#### What is needed
Please reproduce all of the listing below exactly and drop its images.

#### Data
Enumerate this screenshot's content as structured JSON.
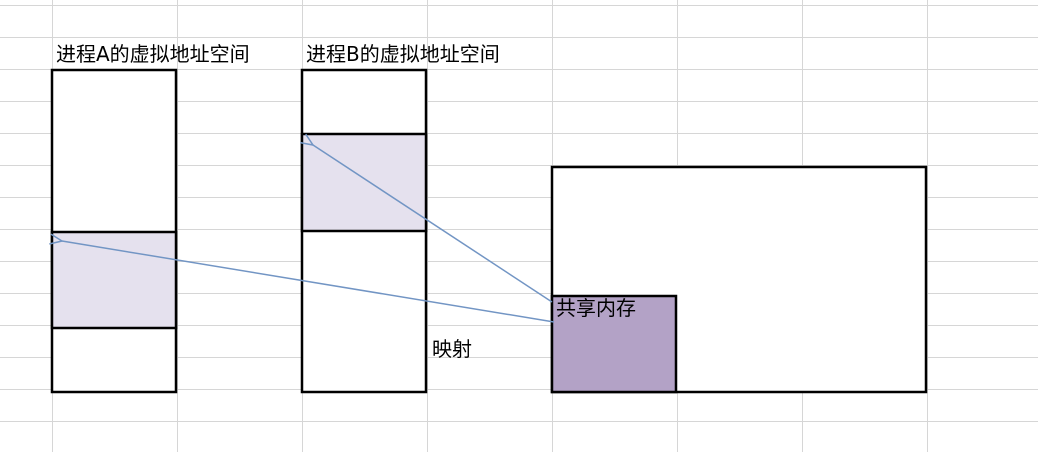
{
  "labels": {
    "process_a": "进程A的虚拟地址空间",
    "process_b": "进程B的虚拟地址空间",
    "shared_memory": "共享内存",
    "mapping": "映射"
  },
  "colors": {
    "gridline": "#d6d6d6",
    "box_border": "#000000",
    "mapped_region_fill": "#e5e1ee",
    "shared_memory_fill": "#b3a2c6",
    "arrow": "#7295c4"
  }
}
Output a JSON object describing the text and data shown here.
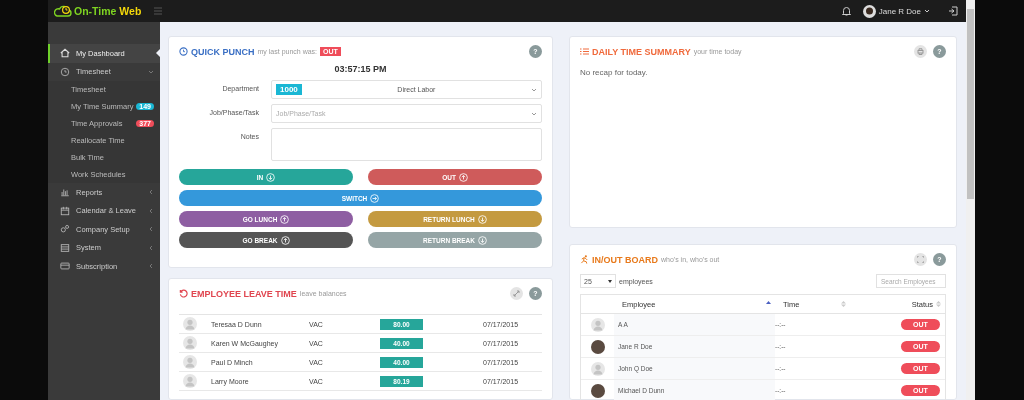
{
  "topbar": {
    "logo_first": "On-Time",
    "logo_second": "Web",
    "user_name": "Jane R Doe"
  },
  "sidebar": {
    "items": [
      {
        "label": "My Dashboard",
        "selected": true
      },
      {
        "label": "Timesheet",
        "selected": false,
        "expanded": true,
        "children": [
          {
            "label": "Timesheet"
          },
          {
            "label": "My Time Summary",
            "badge": {
              "text": "149",
              "color": "#1ab7d4"
            }
          },
          {
            "label": "Time Approvals",
            "badge": {
              "text": "377",
              "color": "#ef4d5a"
            }
          },
          {
            "label": "Reallocate Time"
          },
          {
            "label": "Bulk Time"
          },
          {
            "label": "Work Schedules"
          }
        ]
      },
      {
        "label": "Reports",
        "selected": false,
        "expanded": false
      },
      {
        "label": "Calendar & Leave",
        "selected": false,
        "expanded": false
      },
      {
        "label": "Company Setup",
        "selected": false,
        "expanded": false
      },
      {
        "label": "System",
        "selected": false,
        "expanded": false
      },
      {
        "label": "Subscription",
        "selected": false,
        "expanded": false
      }
    ]
  },
  "quick_punch": {
    "title": "QUICK PUNCH",
    "subtitle": "my last punch was:",
    "last_punch": "OUT",
    "help": "?",
    "time": "03:57:15 PM",
    "department": {
      "label": "Department",
      "code": "1000",
      "value": "Direct Labor"
    },
    "job": {
      "label": "Job/Phase/Task",
      "placeholder": "Job/Phase/Task"
    },
    "notes": {
      "label": "Notes"
    },
    "buttons": [
      {
        "label": "IN",
        "kind": "half",
        "color": "#26a69a"
      },
      {
        "label": "OUT",
        "kind": "half",
        "color": "#cf5b5b"
      },
      {
        "label": "SWITCH",
        "kind": "full",
        "color": "#3498db"
      },
      {
        "label": "GO LUNCH",
        "kind": "half",
        "color": "#8e5ea2"
      },
      {
        "label": "RETURN LUNCH",
        "kind": "half",
        "color": "#c49a40"
      },
      {
        "label": "GO BREAK",
        "kind": "half",
        "color": "#555555"
      },
      {
        "label": "RETURN BREAK",
        "kind": "half",
        "color": "#95a5a6"
      }
    ]
  },
  "daily_summary": {
    "title": "DAILY TIME SUMMARY",
    "subtitle": "your time today",
    "help": "?",
    "message": "No recap for today."
  },
  "leave_time": {
    "title": "EMPLOYEE LEAVE TIME",
    "subtitle": "leave balances",
    "help": "?",
    "rows": [
      {
        "name": "Teresaa D Dunn",
        "type": "VAC",
        "balance": "80.00",
        "date": "07/17/2015"
      },
      {
        "name": "Karen W McGaughey",
        "type": "VAC",
        "balance": "40.00",
        "date": "07/17/2015"
      },
      {
        "name": "Paul D Minch",
        "type": "VAC",
        "balance": "40.00",
        "date": "07/17/2015"
      },
      {
        "name": "Larry Moore",
        "type": "VAC",
        "balance": "80.19",
        "date": "07/17/2015"
      }
    ]
  },
  "inout_board": {
    "title": "IN/OUT BOARD",
    "subtitle": "who's in, who's out",
    "help": "?",
    "page_size": "25",
    "page_size_label": "employees",
    "search_placeholder": "Search Employees",
    "columns": [
      {
        "label": "Employee",
        "sorted": true
      },
      {
        "label": "Time",
        "sorted": false
      },
      {
        "label": "Status",
        "sorted": false
      }
    ],
    "rows": [
      {
        "name": "A A",
        "kind": "default",
        "time": "--:--",
        "status": "OUT"
      },
      {
        "name": "Jane R Doe",
        "kind": "photo",
        "time": "--:--",
        "status": "OUT"
      },
      {
        "name": "John Q Doe",
        "kind": "default",
        "time": "--:--",
        "status": "OUT"
      },
      {
        "name": "Michael D Dunn",
        "kind": "photo",
        "time": "--:--",
        "status": "OUT"
      }
    ]
  }
}
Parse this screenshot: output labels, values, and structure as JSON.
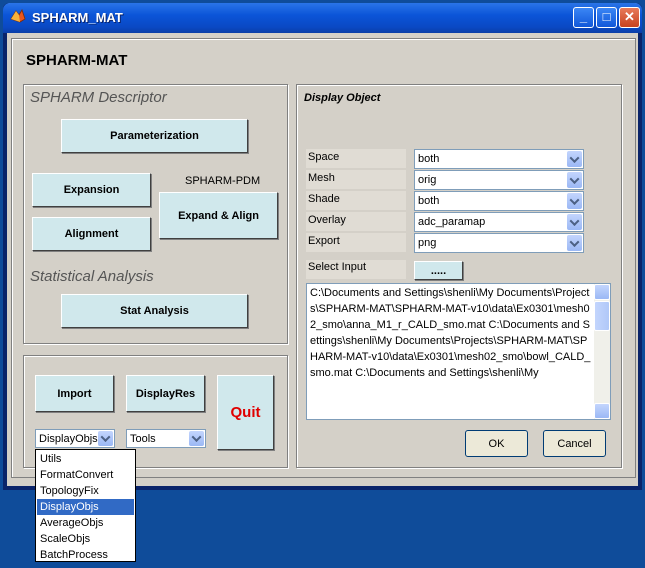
{
  "window": {
    "title": "SPHARM_MAT",
    "controls": {
      "minimize": "_",
      "maximize": "□",
      "close": "✕"
    }
  },
  "app": {
    "heading": "SPHARM-MAT"
  },
  "descriptor_panel": {
    "title": "SPHARM Descriptor",
    "parameterization": "Parameterization",
    "expansion": "Expansion",
    "alignment": "Alignment",
    "pdm_label": "SPHARM-PDM",
    "expand_align": "Expand & Align",
    "stat_title": "Statistical Analysis",
    "stat_analysis": "Stat Analysis"
  },
  "bottom_panel": {
    "import": "Import",
    "displayres": "DisplayRes",
    "quit": "Quit",
    "utils_selected": "DisplayObjs",
    "tools_selected": "Tools",
    "utils_options": [
      "Utils",
      "FormatConvert",
      "TopologyFix",
      "DisplayObjs",
      "AverageObjs",
      "ScaleObjs",
      "BatchProcess"
    ],
    "utils_highlighted_index": 3
  },
  "display_panel": {
    "title": "Display Object",
    "params": [
      {
        "label": "Space",
        "value": "both"
      },
      {
        "label": "Mesh",
        "value": "orig"
      },
      {
        "label": "Shade",
        "value": "both"
      },
      {
        "label": "Overlay",
        "value": "adc_paramap"
      },
      {
        "label": "Export",
        "value": "png"
      }
    ],
    "select_input_label": "Select Input",
    "browse_label": ".....",
    "input_list": "C:\\Documents and Settings\\shenli\\My Documents\\Projects\\SPHARM-MAT\\SPHARM-MAT-v10\\data\\Ex0301\\mesh02_smo\\anna_M1_r_CALD_smo.mat C:\\Documents and Settings\\shenli\\My Documents\\Projects\\SPHARM-MAT\\SPHARM-MAT-v10\\data\\Ex0301\\mesh02_smo\\bowl_CALD_smo.mat C:\\Documents and Settings\\shenli\\My",
    "ok": "OK",
    "cancel": "Cancel"
  },
  "colors": {
    "desktop": "#0f4c9a",
    "window_face": "#d4d0c8",
    "button_face": "#d0e8ec",
    "quit_text": "#e00000",
    "highlight": "#316ac5"
  },
  "icons": {
    "app": "matlab-icon",
    "dropdown": "chevron-down-icon"
  }
}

#### Your solution
Enumerate this screenshot's content as structured JSON.
{
  "labels": {
    "process_a": "进程A的虚拟地址空间",
    "process_b": "进程B的虚拟地址空间",
    "shared_memory": "共享内存",
    "mapping": "映射"
  },
  "colors": {
    "gridline": "#d6d6d6",
    "box_border": "#000000",
    "mapped_region_fill": "#e5e1ee",
    "shared_memory_fill": "#b3a2c6",
    "arrow": "#7295c4"
  }
}
Output a JSON object describing the text and data shown here.
{
  "topbar": {
    "logo_first": "On-Time",
    "logo_second": "Web",
    "user_name": "Jane R Doe"
  },
  "sidebar": {
    "items": [
      {
        "label": "My Dashboard",
        "selected": true
      },
      {
        "label": "Timesheet",
        "selected": false,
        "expanded": true,
        "children": [
          {
            "label": "Timesheet"
          },
          {
            "label": "My Time Summary",
            "badge": {
              "text": "149",
              "color": "#1ab7d4"
            }
          },
          {
            "label": "Time Approvals",
            "badge": {
              "text": "377",
              "color": "#ef4d5a"
            }
          },
          {
            "label": "Reallocate Time"
          },
          {
            "label": "Bulk Time"
          },
          {
            "label": "Work Schedules"
          }
        ]
      },
      {
        "label": "Reports",
        "selected": false,
        "expanded": false
      },
      {
        "label": "Calendar & Leave",
        "selected": false,
        "expanded": false
      },
      {
        "label": "Company Setup",
        "selected": false,
        "expanded": false
      },
      {
        "label": "System",
        "selected": false,
        "expanded": false
      },
      {
        "label": "Subscription",
        "selected": false,
        "expanded": false
      }
    ]
  },
  "quick_punch": {
    "title": "QUICK PUNCH",
    "subtitle": "my last punch was:",
    "last_punch": "OUT",
    "help": "?",
    "time": "03:57:15 PM",
    "department": {
      "label": "Department",
      "code": "1000",
      "value": "Direct Labor"
    },
    "job": {
      "label": "Job/Phase/Task",
      "placeholder": "Job/Phase/Task"
    },
    "notes": {
      "label": "Notes"
    },
    "buttons": [
      {
        "label": "IN",
        "kind": "half",
        "color": "#26a69a"
      },
      {
        "label": "OUT",
        "kind": "half",
        "color": "#cf5b5b"
      },
      {
        "label": "SWITCH",
        "kind": "full",
        "color": "#3498db"
      },
      {
        "label": "GO LUNCH",
        "kind": "half",
        "color": "#8e5ea2"
      },
      {
        "label": "RETURN LUNCH",
        "kind": "half",
        "color": "#c49a40"
      },
      {
        "label": "GO BREAK",
        "kind": "half",
        "color": "#555555"
      },
      {
        "label": "RETURN BREAK",
        "kind": "half",
        "color": "#95a5a6"
      }
    ]
  },
  "daily_summary": {
    "title": "DAILY TIME SUMMARY",
    "subtitle": "your time today",
    "help": "?",
    "message": "No recap for today."
  },
  "leave_time": {
    "title": "EMPLOYEE LEAVE TIME",
    "subtitle": "leave balances",
    "help": "?",
    "rows": [
      {
        "name": "Teresaa D Dunn",
        "type": "VAC",
        "balance": "80.00",
        "date": "07/17/2015"
      },
      {
        "name": "Karen W McGaughey",
        "type": "VAC",
        "balance": "40.00",
        "date": "07/17/2015"
      },
      {
        "name": "Paul D Minch",
        "type": "VAC",
        "balance": "40.00",
        "date": "07/17/2015"
      },
      {
        "name": "Larry Moore",
        "type": "VAC",
        "balance": "80.19",
        "date": "07/17/2015"
      }
    ]
  },
  "inout_board": {
    "title": "IN/OUT BOARD",
    "subtitle": "who's in, who's out",
    "help": "?",
    "page_size": "25",
    "page_size_label": "employees",
    "search_placeholder": "Search Employees",
    "columns": [
      {
        "label": "Employee",
        "sorted": true
      },
      {
        "label": "Time",
        "sorted": false
      },
      {
        "label": "Status",
        "sorted": false
      }
    ],
    "rows": [
      {
        "name": "A A",
        "kind": "default",
        "time": "--:--",
        "status": "OUT"
      },
      {
        "name": "Jane R Doe",
        "kind": "photo",
        "time": "--:--",
        "status": "OUT"
      },
      {
        "name": "John Q Doe",
        "kind": "default",
        "time": "--:--",
        "status": "OUT"
      },
      {
        "name": "Michael D Dunn",
        "kind": "photo",
        "time": "--:--",
        "status": "OUT"
      }
    ]
  }
}
Parse this screenshot: output labels, values, and structure as JSON.
{
  "window": {
    "title": "SPHARM_MAT",
    "controls": {
      "minimize": "_",
      "maximize": "□",
      "close": "✕"
    }
  },
  "app": {
    "heading": "SPHARM-MAT"
  },
  "descriptor_panel": {
    "title": "SPHARM Descriptor",
    "parameterization": "Parameterization",
    "expansion": "Expansion",
    "alignment": "Alignment",
    "pdm_label": "SPHARM-PDM",
    "expand_align": "Expand & Align",
    "stat_title": "Statistical Analysis",
    "stat_analysis": "Stat Analysis"
  },
  "bottom_panel": {
    "import": "Import",
    "displayres": "DisplayRes",
    "quit": "Quit",
    "utils_selected": "DisplayObjs",
    "tools_selected": "Tools",
    "utils_options": [
      "Utils",
      "FormatConvert",
      "TopologyFix",
      "DisplayObjs",
      "AverageObjs",
      "ScaleObjs",
      "BatchProcess"
    ],
    "utils_highlighted_index": 3
  },
  "display_panel": {
    "title": "Display Object",
    "params": [
      {
        "label": "Space",
        "value": "both"
      },
      {
        "label": "Mesh",
        "value": "orig"
      },
      {
        "label": "Shade",
        "value": "both"
      },
      {
        "label": "Overlay",
        "value": "adc_paramap"
      },
      {
        "label": "Export",
        "value": "png"
      }
    ],
    "select_input_label": "Select Input",
    "browse_label": ".....",
    "input_list": "C:\\Documents and Settings\\shenli\\My Documents\\Projects\\SPHARM-MAT\\SPHARM-MAT-v10\\data\\Ex0301\\mesh02_smo\\anna_M1_r_CALD_smo.mat C:\\Documents and Settings\\shenli\\My Documents\\Projects\\SPHARM-MAT\\SPHARM-MAT-v10\\data\\Ex0301\\mesh02_smo\\bowl_CALD_smo.mat C:\\Documents and Settings\\shenli\\My",
    "ok": "OK",
    "cancel": "Cancel"
  },
  "colors": {
    "desktop": "#0f4c9a",
    "window_face": "#d4d0c8",
    "button_face": "#d0e8ec",
    "quit_text": "#e00000",
    "highlight": "#316ac5"
  },
  "icons": {
    "app": "matlab-icon",
    "dropdown": "chevron-down-icon"
  }
}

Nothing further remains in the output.